The Torrance Police Department has again come under scrutiny over racist and homophobic text messages officers in the department shared. The recently obtained documents reveal the officers discussed lynching people and fatally shooting Black minors.
The excessively redacted documents, which were obtained by the Los Angeles Times, contained 390 “anti-Semitic, racist, homophobic or transphobic remarks” the department’s officers purportedly made between 2018 and 2020. The officers also shared racist cartoons of Black and Latino people living in the city.
Court documents revealed a group of officers mocked the family of a Black man their colleagues fatally shot. The officers exchanged those texts when Christopher DeAndre Mitchell’s family gathered at the police station to protest his killing. The deceased Black was fatally shot in 2018 after officers confronted him while he was in a stolen vehicle.
The two officers who fatally shot Mitchell reportedly partook in the conversation when the Black man’s family and supporters went to the station to protest.
“Was going to tell you all those [N-word] family members are all pissed off in front of the station,” one of the officers texted.
The documents also revealed the officers discussed what they were going to do if the names of those behind Mitchell’s shooting death were disclosed. “Gun cleaning Party at my house when they release my name??” one officer questioned.
“Yes absolutely let’s all just post in your yard with lawn chairs in a [firing] squad,” replied another.
In the wake of Mitchell’s death and the protests that ensued, the officers also discussed harming the Black man’s family as well as their supporters.
And in a separate texting incident, an officer with the department called a Black child a “nigglet.”
Some eight months ago, the Los Angeles Times initially shared a part of racist and homophobic text messages that about a dozen Torrance police officers shared. The California attorney general’s office initiated an investigation in the wake of the scandal.
Authorities are dismissing criminal cases that were handled by the officers involved in the text scandal. The city has also had to fork out over $10 million to settle lawsuits that were filed against the officers.

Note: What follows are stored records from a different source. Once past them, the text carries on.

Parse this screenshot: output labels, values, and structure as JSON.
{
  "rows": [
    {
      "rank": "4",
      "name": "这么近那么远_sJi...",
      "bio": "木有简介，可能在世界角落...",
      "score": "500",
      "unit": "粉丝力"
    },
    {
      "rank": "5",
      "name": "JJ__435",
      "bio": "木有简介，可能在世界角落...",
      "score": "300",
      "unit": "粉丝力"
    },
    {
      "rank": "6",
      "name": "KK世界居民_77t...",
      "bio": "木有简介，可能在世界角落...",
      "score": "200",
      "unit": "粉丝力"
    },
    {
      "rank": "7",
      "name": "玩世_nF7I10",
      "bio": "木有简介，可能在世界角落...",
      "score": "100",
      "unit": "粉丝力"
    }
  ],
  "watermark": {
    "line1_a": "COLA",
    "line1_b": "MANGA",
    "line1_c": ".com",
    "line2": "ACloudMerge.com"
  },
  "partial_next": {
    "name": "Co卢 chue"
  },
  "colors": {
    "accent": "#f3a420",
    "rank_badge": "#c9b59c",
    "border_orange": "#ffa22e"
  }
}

But most of the officers involved in the text scandal are still with the police department. There is reportedly little to also show that the department has taken strides to implement reform after the scandal came to light.